Post # 4
Sones1985: No, you’re not wrong to feel slighted. But does it matter? Going forward, what good does it do you to feel slighted?
I’m a believer in the idea that conflict avoidence is sometimes the best conflict resolution. That said, in this situation it seems wrong that you can’t discuss these things with your husband. Unless you’re being an irrational nag about it, him refusing to discuss these issues does not bode well for your marriage. Maybe your Mother-In-Law ignores you because she doesn’t think you’ll be around long-term? Or because your husband devalues you so she does too?
The MIL’s dress color is a non-issue, so you do seem unreasonable to even bother mentioning that. But if it was more about your Mother-In-Law not putting any effort into her dress, I can see how that (coupled with other problems) would contribute to your feeling like she doesn’t care about you. The invite thing also seems like an overreaction, because if she actually didn’t want you to have their new address that is really messed up — probably she’s just disorganized and didn’t think it mattered. Also the “wedding” gift seems thoughtless and I’d be hurt, but hey, on the bright side, they’re contributing to your husband having a hot body! (;
It was your and your husband’s responsibility to arrange the specifics of childcare for your wedding night/day after. Why wasn’t a specific return time arranged beforehand? Or was there one but the inlaws changed it? Calling at 7:30 am the day after your wedding is a major jackass move…but it could’ve simply been a case of miscommunication. Maybe the inlaws thought taking her for the night really meant just the night?
Basically the only real problem here is your husband’s refusal to discuss things with you.
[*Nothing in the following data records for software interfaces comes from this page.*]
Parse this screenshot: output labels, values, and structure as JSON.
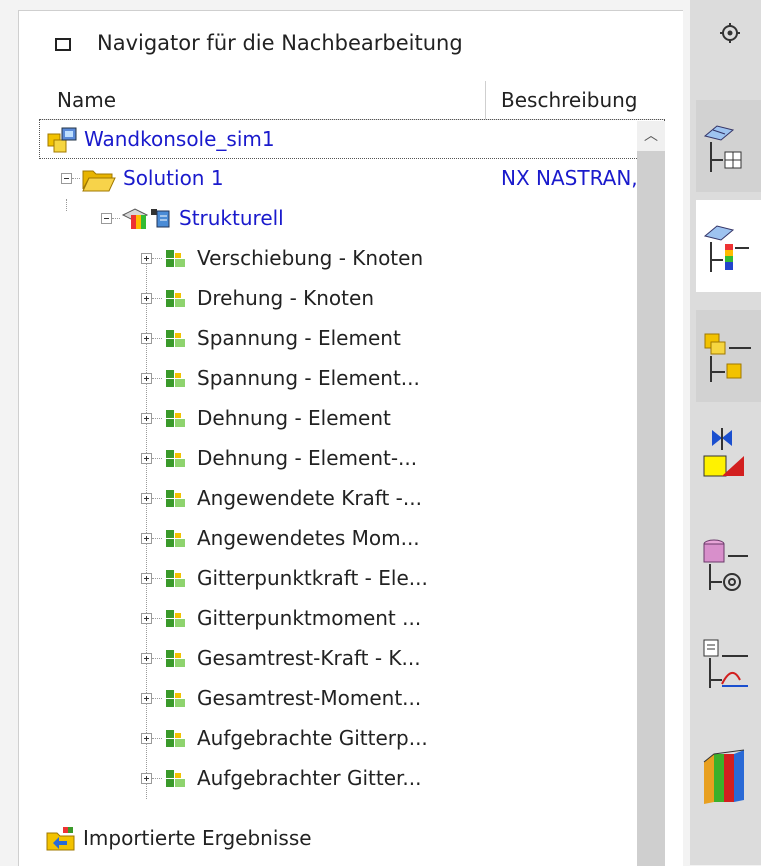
{
  "panel": {
    "title": "Navigator für die Nachbearbeitung",
    "columns": {
      "name": "Name",
      "description": "Beschreibung"
    }
  },
  "tree": {
    "root": {
      "label": "Wandkonsole_sim1",
      "icon": "sim-file-icon"
    },
    "solution": {
      "label": "Solution 1",
      "description": "NX NASTRAN,",
      "icon": "folder-open-icon"
    },
    "structural": {
      "label": "Strukturell",
      "icon": "structural-results-icon"
    },
    "results": [
      "Verschiebung - Knoten",
      "Drehung - Knoten",
      "Spannung - Element",
      "Spannung - Element...",
      "Dehnung - Element",
      "Dehnung - Element-...",
      "Angewendete Kraft -...",
      "Angewendetes Mom...",
      "Gitterpunktkraft - Ele...",
      "Gitterpunktmoment ...",
      "Gesamtrest-Kraft - K...",
      "Gesamtrest-Moment...",
      "Aufgebrachte Gitterp...",
      "Aufgebrachter Gitter..."
    ],
    "imported": {
      "label": "Importierte Ergebnisse",
      "icon": "imported-results-icon"
    }
  },
  "rightbar": {
    "items": [
      "gear-icon",
      "simulation-navigator-icon",
      "post-processing-navigator-icon",
      "assembly-navigator-icon",
      "constraint-navigator-icon",
      "reuse-library-icon",
      "xy-graph-navigator-icon",
      "history-icon"
    ]
  },
  "colors": {
    "link_blue": "#1a1acc",
    "result_green": "#3a9a2a",
    "folder_yellow": "#f2c200"
  }
}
Everything else you just need to let go. It won’t do you any good to hold a grudge against your inlaws. Just don’t rely on them for anything in the future.
Post # 5
My Mother-In-Law has offered my Fiance a wedding gift specifically for him (but nothing me!) – I’m taking it as a rather sad sign of the fact she wants to keep him under her control.
Honestly, I think you’re right to feel a bit slighted, but it sounds like it’s something you’ll need to learn to let go of.
As PP said, your communication with your Darling Husband is the most important thing to focus on here.
Post # 6
- Wedding: October 2014 - Church
Sones1985: I don’t understand why your Darling Husband doesn’t want to talk to you about it, unless you have constantly harped about your Mother-In-Law in the past and he could just not take anymore. I know that if it were me I would be very upset – while some of the things are things that should be minor and easy to let go (like the bm colour – it’s not like she wore white), I think that it is the buildup of absolutely everything that is making you focus on everything that has happened. I think that you need to try to let it go, as hard as it is, because it’s just not going to help. Have you ever heard of “killing someone with kindness”? That is what I would do with her because it shows others that (a) you are the bigger person and (b) it really drives that person mad. Also, do not rely on her for anything because she sounds very flaky/self-centered.
I would really try to speak to your Darling Husband about it, but don’t make it into an entire bitch fest (it sounds like you are ready to bubble over and just spew everything out). Sit him down and tell him you are concerned about your relationship with his mother and her relationship with you, as a couple. Pick and choose some of the examples (I would leave the colour of the dress she wore out of it). This is all, of course, if you really want a good relationship with Mother-In-Law. If you do not then I would try to get over it and kill her with kindness.